Belmond El Encanto (Santa Barbara)
Drive past Malibu along the Pacific Coast Highway for an hour for a literal breath of fresh air. This unobtrusive hotel began life in 1912 as a set of dormitories for the State Normal School across the street, later becoming a popular hangout for artists and movie stars. Clark Gable was a fan.
Set atop the hill rearing over the Pacific coast, the collection of mini Spanish Colonial-Style revival cottages was added in 1918 and has kept the Spanish look, with rooms housed in whitewashed domes, bright red tile roofs and stairs. The contemporary El Encanto is designed for outdoor living, so you can keep an eye on the fog as it rolls over the ocean below, and admire the silhouette of coral trees against the sunset while sipping your local pinot and nibbling a halibut sashimi on the terrace or by the lappable infinity pool. Food is excellent, and service is seamless and smiley, so it’s worth coming here for sunset cocktails and dinner even if you aren’t staying. Rooms from $425. belmond.com/el-encanto-santa-barbara

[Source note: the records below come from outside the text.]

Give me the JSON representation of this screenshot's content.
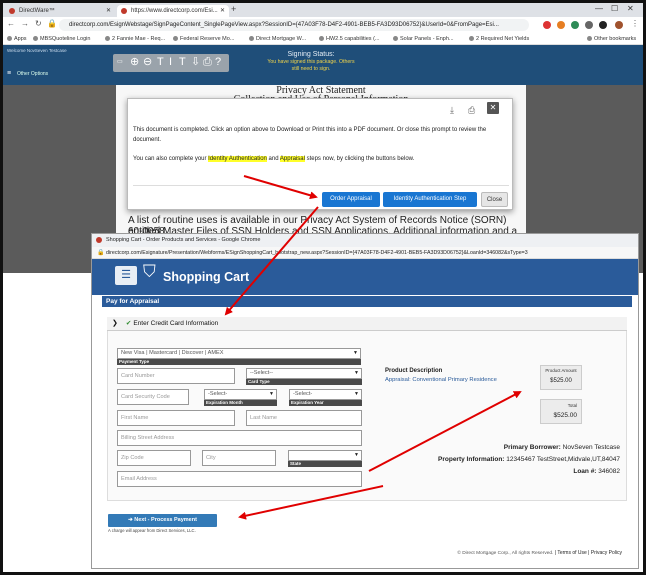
{
  "back_browser": {
    "tabs": [
      {
        "label": "DirectWare™"
      },
      {
        "label": "https://www.directcorp.com/Esi..."
      }
    ],
    "url": "directcorp.com/EsignWebstage/SignPageContent_SinglePageView.aspx?SessionID={47A03F78-D4F2-4901-BEB5-FA3D93D06752}&UserId=0&FromPage=Esi...",
    "bookmarks": [
      "Apps",
      "MBSQuoteline Login",
      "2 Fannie Mae - Req...",
      "Federal Reserve Mo...",
      "Direct Mortgage W...",
      "HW2.5 capabilities (...",
      "Solar Panels - Enph...",
      "2 Required Net Yields",
      "Other bookmarks"
    ],
    "app": {
      "welcome": "Welcome NovSeven Testcase",
      "options": "Other Options",
      "signing_title": "Signing Status:",
      "signing_line1": "You have signed this package. Others",
      "signing_line2": "still need to sign."
    },
    "doc": {
      "title1": "Privacy Act Statement",
      "title2": "Collection and Use of Personal Information",
      "line_a": "A list of routine uses is available in our Privacy Act System of Records Notice (SORN) 60-0058,",
      "line_b": "entitled Master Files of SSN Holders and SSN Applications. Additional information and a full listing of"
    },
    "modal": {
      "line1": "This document is completed. Click an option above to Download or Print this into a PDF document. Or close this prompt to review the",
      "line2": "document.",
      "pre": "You can also complete your ",
      "hl1": "Identity Authentication",
      "mid": " and ",
      "hl2": "Appraisal",
      "post": " steps now, by clicking the buttons below.",
      "btn_order": "Order Appraisal",
      "btn_identity": "Identity Authentication Step",
      "btn_close": "Close"
    }
  },
  "front_window": {
    "title": "Shopping Cart - Order Products and Services - Google Chrome",
    "url": "directcorp.com/Esignature/Presentation/Webforms/ESignShoppingCart_bootstrap_new.aspx?SessionID={47A03F78-D4F2-4901-BEB5-FA3D93D06752}&LoanId=346082&sType=3",
    "header_title": "Shopping Cart",
    "pay_bar": "Pay for Appraisal",
    "cc_header": "Enter Credit Card Information",
    "form": {
      "payment_type_value": "New Visa | Mastercard | Discover | AMEX",
      "payment_type_label": "Payment Type",
      "card_number": "Card Number",
      "card_type_value": "--Select--",
      "card_type_label": "Card Type",
      "security_code": "Card Security Code",
      "exp_month_value": "-Select-",
      "exp_month_label": "Expiration Month",
      "exp_year_value": "-Select-",
      "exp_year_label": "Expiration Year",
      "first_name": "First Name",
      "last_name": "Last Name",
      "billing_address": "Billing Street Address",
      "zip": "Zip Code",
      "city": "City",
      "state_value": "",
      "state_label": "State",
      "email": "Email Address"
    },
    "product": {
      "desc_title": "Product Description",
      "desc_value": "Appraisal: Conventional Primary Residence",
      "amount_caption": "Product Amount",
      "amount_value": "$525.00",
      "total_caption": "Total",
      "total_value": "$525.00"
    },
    "borrower": {
      "primary_label": "Primary Borrower:",
      "primary_value": "NovSeven Testcase",
      "property_label": "Property Information:",
      "property_value": "12345467 TestStreet,Midvale,UT,84047",
      "loan_label": "Loan #:",
      "loan_value": "346082"
    },
    "next_button": "Next - Process Payment",
    "charge_note": "A charge will appear from Direct Services, LLC.",
    "footer_copy": "© Direct Mortgage Corp., All rights Reserved.",
    "footer_terms": "Terms of Use",
    "footer_privacy": "Privacy Policy"
  },
  "colors": {
    "arrow": "#e00000",
    "brand_blue": "#2a5b9a",
    "button_blue": "#1976d2"
  }
}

Sunset Tower Hotel
This Art Deco behemoth is a classic of its type and a first port of call for aficionados of old LA hospitality style. Considered a prime example of the Streamline Moderne subset of Art Deco, with its long horizontal lines, languorous curves and nautical accents, it was a block of flats for stars in 1930s, with residents including John Wayne and Harold Hughes, and was only turned into a hotel in the 1980s by master hotelier Jeff Klein.
Since then jetsetters have been enjoying its bulging windows trimmed with black and white zig zags and latticed glass, a chunky caramel stucco frontage and a lively swimming terrace. One of Hollywood’s best vantages. Rooms from $375. sunsettowerhotel.com

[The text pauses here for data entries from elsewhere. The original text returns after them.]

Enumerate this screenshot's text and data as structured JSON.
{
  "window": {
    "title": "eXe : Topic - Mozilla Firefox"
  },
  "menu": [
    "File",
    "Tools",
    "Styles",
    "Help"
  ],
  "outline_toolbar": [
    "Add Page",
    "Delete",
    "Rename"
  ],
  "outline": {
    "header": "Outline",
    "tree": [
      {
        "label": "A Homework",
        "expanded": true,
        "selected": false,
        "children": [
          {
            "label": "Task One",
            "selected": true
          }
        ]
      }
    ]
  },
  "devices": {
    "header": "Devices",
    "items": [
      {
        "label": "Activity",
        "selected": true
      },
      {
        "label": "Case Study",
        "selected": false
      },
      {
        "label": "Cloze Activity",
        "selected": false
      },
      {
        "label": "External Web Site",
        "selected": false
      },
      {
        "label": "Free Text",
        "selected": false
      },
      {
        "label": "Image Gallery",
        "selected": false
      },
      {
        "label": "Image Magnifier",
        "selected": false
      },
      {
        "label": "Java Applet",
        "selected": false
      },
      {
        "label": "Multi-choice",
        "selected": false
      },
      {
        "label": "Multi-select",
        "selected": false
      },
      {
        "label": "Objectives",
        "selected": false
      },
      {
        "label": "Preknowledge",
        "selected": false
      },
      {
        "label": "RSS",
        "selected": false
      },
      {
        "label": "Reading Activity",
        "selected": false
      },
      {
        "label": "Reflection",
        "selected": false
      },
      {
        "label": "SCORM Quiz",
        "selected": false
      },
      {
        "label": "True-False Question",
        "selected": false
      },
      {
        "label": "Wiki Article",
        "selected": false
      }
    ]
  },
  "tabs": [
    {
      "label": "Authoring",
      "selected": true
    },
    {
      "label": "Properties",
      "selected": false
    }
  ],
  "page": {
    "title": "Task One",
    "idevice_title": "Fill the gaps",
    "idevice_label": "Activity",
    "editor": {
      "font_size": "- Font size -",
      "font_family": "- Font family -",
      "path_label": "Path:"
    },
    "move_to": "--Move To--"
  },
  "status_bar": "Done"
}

Why have Renaissance when you could have Renaissance revival? This 91-room Koreatown boutique sports the latter on the outside, with Spanish colonial revival on the inside. The current incarnation pays sensitive homage to its roots as a 1926 building built by famous LA duo Albert R. Walker and Percy A. Eisen, whose other projects included the Beverley Wilshire Hotel and the United Theatre on Broadway in Downtown LA. The original bones are all in tact; they just have more plus soft furnishings now. Quirkily, the in-house restaurant is Cassell’s Hamburgers (first joint opened in the 1940s). The Renaissance can only take you so far, after all. Rooms from $199. hotelnormandiela.com